On to Tonight
Most folks equate Severinsen with Carson's Tonight Show, but Severinsen had early stints with the band as early as 1952. He was playing with Skitch Henderson's "Tonight Show Band". He joined the band permanently in 1962, right before Carson came aboard as host. Severinsen became band leader in 1967.
Severinsen turned the band into something special. Renamed the NBC Orchestra, Severinsen's band was the best known big band in America at the time. And rather than just play great versions of old standards whenever the show would go to commercial, Severinsen updated those standards for the modern day, giving them a flavor more apropos for the 1970s, 80s and 90s.
Severinsen also became adept at comedy, often playing the foil to Johnny Carson's jokes or playing a comic twist on a song or a moment, especially during the band's famous "Stump the Band" segments.
During his time on Tonight, Severinsen continued cutting albums with The Tonight Show Band, capitalizing on the popular talk show's name.
Severinsen has five children and eight grandchildren. He's been married three times.
- He's also the original owner of Severinsen Custom Trumpets. He continues in the business, but today works with the S.E. Shires Company, helping test the Destino line of trumpets.
- Severinsen as recorded more than 40 albums since his career began in the 1950s. His latest was Stardust in 2010.
- Was host of the late night NBC program The Midnight Special
- Hosted the NBC special The Big Band and All That Jazz in the 1970s

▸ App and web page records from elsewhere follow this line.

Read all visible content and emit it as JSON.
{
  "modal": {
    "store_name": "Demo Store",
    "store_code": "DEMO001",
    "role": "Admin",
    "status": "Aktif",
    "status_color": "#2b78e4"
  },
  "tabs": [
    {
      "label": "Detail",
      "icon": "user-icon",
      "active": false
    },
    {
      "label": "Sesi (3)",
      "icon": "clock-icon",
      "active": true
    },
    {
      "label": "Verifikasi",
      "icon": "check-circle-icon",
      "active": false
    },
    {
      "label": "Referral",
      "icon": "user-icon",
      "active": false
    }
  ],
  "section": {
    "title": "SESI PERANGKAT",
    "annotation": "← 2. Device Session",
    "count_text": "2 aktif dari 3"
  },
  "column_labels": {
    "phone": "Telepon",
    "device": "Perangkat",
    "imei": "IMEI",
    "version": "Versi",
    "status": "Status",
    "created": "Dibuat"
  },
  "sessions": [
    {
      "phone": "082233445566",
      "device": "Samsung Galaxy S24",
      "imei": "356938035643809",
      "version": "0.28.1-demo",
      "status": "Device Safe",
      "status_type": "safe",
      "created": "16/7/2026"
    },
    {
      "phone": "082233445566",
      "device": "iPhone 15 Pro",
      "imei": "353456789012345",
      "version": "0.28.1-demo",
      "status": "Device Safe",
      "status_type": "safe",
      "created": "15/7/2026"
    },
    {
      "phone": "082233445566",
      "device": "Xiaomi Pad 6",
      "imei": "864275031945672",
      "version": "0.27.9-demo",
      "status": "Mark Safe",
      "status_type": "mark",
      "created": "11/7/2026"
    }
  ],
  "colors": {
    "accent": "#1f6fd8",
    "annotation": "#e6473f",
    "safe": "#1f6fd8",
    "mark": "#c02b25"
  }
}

- Arranged the score for the cult film Nude on the Moon.
- Co-wrote the Top 10 hit single "Stop and Smell the Roses" with Mac Davis